War is hell though it is legal and sometime just. And in that hell awful things happen, some of them intended, others that are not.
Because soldiers are trained to kill their enemies society often pays more attention to the unintended killing of non combatants--though the cynics among us would say that no killing is unintended—than to the death of servicemen. We even produced a name for the unintentional killing of civilian during war time, calling it “collateral damage”, a term whose origin is traceable to the
When collateral damage occurs, we often invoke the principle of proportionality that is codified in a number of international treaties, such as the Hague Conventions of 1907 and the Geneva Conventions of 1949, allowing nation-states to defend themselves, provided that the force they use is proportional to the injury they suffered or expect to suffer, though experts agree that the proportionality principle is contextual and open to interpretation.
What has not been codified and what is rarely discussed, however, is another form of collateral damage, which is the suffering of those who remain in the rear during wartime, mostly the spouses of soldiers who actively participate in war; women in particular.

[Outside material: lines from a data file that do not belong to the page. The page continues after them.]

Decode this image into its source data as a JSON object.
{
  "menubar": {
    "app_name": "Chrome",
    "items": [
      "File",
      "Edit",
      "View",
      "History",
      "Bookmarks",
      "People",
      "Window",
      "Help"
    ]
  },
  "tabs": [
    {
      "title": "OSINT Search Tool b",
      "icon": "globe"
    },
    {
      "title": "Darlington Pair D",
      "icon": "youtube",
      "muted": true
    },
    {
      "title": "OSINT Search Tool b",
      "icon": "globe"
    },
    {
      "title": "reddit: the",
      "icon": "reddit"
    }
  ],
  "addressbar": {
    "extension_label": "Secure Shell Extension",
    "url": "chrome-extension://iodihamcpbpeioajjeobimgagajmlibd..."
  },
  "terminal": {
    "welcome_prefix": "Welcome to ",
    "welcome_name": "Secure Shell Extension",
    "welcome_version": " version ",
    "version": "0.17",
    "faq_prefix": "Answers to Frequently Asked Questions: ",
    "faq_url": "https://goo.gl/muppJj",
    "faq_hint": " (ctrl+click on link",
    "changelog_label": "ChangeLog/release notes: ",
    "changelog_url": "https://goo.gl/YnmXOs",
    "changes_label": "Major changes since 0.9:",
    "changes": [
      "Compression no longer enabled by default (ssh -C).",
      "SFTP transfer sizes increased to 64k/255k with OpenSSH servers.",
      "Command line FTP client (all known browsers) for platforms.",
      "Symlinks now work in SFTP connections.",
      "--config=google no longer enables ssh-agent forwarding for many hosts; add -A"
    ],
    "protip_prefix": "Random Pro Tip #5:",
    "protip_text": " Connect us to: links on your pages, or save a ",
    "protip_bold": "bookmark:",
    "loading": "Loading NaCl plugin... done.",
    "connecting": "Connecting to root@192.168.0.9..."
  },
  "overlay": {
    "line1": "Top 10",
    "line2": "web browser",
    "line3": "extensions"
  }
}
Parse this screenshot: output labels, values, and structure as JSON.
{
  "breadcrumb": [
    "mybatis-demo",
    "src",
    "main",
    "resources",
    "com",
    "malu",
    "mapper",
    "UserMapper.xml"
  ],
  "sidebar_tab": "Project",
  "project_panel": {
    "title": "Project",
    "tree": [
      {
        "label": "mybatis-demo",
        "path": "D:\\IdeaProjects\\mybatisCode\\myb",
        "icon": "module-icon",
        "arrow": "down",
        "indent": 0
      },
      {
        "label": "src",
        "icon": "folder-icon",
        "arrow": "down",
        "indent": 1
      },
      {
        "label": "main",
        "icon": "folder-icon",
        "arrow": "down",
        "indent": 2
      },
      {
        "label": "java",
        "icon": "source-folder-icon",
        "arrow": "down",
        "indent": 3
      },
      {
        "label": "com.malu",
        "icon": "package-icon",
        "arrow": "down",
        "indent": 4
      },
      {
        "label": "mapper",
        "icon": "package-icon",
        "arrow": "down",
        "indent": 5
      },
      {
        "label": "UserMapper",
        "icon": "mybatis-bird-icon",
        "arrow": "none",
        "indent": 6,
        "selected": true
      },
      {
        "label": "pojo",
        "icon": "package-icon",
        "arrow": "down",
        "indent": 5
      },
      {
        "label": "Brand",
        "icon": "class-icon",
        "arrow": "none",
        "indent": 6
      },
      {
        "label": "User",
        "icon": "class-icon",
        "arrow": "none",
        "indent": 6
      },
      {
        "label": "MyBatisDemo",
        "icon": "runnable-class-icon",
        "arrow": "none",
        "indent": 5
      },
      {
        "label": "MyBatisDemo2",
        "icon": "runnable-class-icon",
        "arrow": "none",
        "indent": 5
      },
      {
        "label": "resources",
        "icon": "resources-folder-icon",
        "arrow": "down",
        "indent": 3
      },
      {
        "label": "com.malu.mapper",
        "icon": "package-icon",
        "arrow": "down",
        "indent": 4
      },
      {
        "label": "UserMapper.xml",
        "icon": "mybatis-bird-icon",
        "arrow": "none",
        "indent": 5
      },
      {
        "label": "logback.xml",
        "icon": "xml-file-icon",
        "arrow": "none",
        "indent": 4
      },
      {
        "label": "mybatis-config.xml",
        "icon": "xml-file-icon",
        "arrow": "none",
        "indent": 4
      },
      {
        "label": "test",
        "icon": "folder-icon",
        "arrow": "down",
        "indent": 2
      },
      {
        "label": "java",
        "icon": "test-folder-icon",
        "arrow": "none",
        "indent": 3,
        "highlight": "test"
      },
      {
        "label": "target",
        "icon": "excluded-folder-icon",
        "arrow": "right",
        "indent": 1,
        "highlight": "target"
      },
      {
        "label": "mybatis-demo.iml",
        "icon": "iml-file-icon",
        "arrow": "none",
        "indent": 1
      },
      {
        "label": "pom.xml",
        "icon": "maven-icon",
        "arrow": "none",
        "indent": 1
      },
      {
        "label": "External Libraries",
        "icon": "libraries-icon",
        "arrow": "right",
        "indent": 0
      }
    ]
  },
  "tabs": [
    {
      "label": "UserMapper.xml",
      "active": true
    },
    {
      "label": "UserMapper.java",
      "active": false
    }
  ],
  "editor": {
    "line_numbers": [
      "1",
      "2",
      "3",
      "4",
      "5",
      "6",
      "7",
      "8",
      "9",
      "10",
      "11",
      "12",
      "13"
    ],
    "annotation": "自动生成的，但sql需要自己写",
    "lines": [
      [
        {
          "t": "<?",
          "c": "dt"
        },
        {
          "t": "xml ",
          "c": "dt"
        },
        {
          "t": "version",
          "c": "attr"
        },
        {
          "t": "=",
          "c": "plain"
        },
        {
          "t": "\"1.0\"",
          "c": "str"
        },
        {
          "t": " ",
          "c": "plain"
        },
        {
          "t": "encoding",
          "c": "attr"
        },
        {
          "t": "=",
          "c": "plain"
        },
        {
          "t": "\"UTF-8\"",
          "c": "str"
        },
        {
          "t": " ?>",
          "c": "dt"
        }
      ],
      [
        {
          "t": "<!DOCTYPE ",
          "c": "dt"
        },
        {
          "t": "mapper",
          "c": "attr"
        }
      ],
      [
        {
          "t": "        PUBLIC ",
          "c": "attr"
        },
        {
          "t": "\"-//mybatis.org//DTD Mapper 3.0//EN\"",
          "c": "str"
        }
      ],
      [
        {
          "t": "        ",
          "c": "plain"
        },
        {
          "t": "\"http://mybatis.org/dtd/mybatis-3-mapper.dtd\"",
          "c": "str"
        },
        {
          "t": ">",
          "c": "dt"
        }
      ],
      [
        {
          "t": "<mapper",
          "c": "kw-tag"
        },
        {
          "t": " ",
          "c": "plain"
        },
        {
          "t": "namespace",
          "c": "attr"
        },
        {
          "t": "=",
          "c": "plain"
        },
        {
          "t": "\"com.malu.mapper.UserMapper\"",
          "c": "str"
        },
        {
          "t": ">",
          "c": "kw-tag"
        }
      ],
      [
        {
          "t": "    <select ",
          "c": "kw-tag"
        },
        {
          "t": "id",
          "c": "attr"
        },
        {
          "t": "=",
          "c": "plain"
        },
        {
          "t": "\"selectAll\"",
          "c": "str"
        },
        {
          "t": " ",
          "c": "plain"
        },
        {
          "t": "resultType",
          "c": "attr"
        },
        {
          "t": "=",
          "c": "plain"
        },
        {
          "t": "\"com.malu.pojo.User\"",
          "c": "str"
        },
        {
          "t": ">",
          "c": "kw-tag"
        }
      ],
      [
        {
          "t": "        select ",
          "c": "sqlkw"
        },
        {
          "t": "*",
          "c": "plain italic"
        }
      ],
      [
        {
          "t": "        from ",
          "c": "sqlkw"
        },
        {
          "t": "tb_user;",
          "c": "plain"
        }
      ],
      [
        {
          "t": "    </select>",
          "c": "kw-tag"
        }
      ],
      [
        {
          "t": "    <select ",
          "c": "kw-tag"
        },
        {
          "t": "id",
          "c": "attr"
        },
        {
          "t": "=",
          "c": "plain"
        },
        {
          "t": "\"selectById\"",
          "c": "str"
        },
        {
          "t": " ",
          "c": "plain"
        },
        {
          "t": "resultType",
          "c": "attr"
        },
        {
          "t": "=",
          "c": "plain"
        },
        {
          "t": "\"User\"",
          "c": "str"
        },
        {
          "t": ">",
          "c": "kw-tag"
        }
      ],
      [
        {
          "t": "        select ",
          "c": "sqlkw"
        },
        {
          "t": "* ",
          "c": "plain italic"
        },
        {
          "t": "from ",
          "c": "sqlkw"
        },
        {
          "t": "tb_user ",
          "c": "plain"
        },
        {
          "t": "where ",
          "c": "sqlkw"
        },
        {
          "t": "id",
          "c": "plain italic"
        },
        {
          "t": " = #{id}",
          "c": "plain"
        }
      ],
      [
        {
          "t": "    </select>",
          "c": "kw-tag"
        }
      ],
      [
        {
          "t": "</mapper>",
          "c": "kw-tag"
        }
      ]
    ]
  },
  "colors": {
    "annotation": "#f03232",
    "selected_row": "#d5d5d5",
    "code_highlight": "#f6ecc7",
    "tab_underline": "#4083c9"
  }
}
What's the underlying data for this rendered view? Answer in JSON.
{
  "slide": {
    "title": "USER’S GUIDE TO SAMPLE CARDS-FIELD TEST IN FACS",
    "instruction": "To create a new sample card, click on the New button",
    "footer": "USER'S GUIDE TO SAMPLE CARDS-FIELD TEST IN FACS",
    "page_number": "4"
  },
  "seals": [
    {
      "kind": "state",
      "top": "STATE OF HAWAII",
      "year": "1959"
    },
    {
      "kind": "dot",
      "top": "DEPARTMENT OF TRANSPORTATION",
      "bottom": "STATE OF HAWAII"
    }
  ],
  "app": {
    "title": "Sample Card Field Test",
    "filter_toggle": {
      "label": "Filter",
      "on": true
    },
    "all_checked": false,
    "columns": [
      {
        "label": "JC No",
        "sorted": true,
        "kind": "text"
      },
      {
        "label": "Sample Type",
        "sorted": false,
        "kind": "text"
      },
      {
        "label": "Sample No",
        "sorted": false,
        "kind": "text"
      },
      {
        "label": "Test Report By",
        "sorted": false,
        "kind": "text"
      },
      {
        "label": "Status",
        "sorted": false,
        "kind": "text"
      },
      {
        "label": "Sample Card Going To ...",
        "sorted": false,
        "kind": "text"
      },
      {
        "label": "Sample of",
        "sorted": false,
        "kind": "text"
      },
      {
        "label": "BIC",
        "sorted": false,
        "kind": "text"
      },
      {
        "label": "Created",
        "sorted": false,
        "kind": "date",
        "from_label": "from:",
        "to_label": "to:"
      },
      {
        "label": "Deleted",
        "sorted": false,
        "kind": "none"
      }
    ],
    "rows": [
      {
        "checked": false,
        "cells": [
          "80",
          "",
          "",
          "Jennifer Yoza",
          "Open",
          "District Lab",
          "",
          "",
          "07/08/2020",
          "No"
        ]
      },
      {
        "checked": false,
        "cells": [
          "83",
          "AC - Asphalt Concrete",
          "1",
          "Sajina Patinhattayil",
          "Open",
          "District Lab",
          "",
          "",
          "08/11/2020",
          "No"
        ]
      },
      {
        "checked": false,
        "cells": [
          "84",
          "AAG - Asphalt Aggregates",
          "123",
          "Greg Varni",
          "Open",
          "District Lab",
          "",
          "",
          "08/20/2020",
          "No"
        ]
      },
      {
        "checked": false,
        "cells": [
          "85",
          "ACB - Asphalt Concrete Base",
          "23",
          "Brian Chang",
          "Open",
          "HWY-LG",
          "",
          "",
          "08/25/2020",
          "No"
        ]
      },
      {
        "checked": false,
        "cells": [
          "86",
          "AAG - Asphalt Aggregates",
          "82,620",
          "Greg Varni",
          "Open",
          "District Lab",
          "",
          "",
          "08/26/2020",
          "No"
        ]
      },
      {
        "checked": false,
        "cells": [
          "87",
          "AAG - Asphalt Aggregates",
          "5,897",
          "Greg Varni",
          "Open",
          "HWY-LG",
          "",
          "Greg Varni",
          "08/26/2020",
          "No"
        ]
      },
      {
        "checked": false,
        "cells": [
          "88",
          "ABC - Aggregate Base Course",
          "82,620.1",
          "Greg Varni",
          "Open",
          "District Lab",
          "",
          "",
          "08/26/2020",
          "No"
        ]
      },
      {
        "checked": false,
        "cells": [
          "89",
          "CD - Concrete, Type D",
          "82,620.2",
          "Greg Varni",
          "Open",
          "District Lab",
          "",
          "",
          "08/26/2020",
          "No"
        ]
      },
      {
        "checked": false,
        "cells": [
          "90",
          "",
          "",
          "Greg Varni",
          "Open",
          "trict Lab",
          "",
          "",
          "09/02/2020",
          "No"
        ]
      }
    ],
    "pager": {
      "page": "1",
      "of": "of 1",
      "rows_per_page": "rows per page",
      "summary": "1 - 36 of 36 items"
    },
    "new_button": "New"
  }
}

This past week we paid much attention to the horrendous act of an American soldier identified as Staff Sgt. Robert Bales, who is accused of the cold blooded killing of sixteen civilians, mostly unprotected women and children in a town near his base in
The reasons behind Staff Sgt. Robert Bales’s alleged action will undoubtedly be
argued by his opponents and supporters alike, and by his legal team, most
likely provoking a national debate about the expectation a professional army
should have from its soldiers. Afghanistan
But we paid little to no attention to Staff Sgt. Robert Bales’s wife Karilyn, until this weekend, when the media revealed the content of her blogs about her experiences as an Army wife, left in the rear while her husband was fighting the wars in Iraq and Afghanistan.
The subject of women and war has captivated a growing number of feminist theorists and other social scientists since the early 1980. Thus, some scholars surveyed the role of women warriors, the exploitation of women workers in wartime, the changing role of women in the military, or the role of women in resistant and revolutionary movements. Others studied the role of women as peacemakers, often dissociating them from war and bloodshed, connecting instead womanhood with pacifism and motherhood with anti-war activism. And even though war has devastated women for centuries, it was not until the mid-1990s, when the mass rape of women as a war-fighting method in
became public, did the victimization of women by war gain the public attention
the subject deserves. At the same time, the subject of women’s aggrievement and
other anguish brought upon them by war and its aftermath has gotten little
attention. The wives of active-duty soldiers who stay in the rear while their
male companions are busy planning, executing and fighting war, often far away
from home, fall under this category. The
neglect of their suffering does not reflect the sacrifice these women have made
for their nations; nor their potential leverage in their societies. Rwanda
Over fifteen years ago as part of a post-doctorate project I conducted, I interviewed Israeli and Palestinian woman who suffered the consequences of conflict and war. Based on their personal experiences, most of the respondents believed that women suffer the consequence of war differently than men. Widows, for example, contended that their societies set much more stringent standards of behavior for them compared to widowers. Others explained the different behavior of men and women in terms of the two sexes' contrasting roles in national war efforts. Men are usually engaged in war planning and in actual fighting, having no time, chance, or natural inclination to worry about life back home. Females, on the other hand, are left the burden of domestic responsibilities in addition to worrying about their loved ones in the front.
Most interviewees thought that the number of women involved in decision-making on military and security issues was not only disturbingly low, but that their participation could change the nature of such decisions. Most were also convinced that their role in their national and existential struggles was no different from that of the male members of their societies even if such a role assumed a different responsibility than that of men.
I wonder how women like Karylin Bales would compare their unglorified status with that of their glorified military husbands.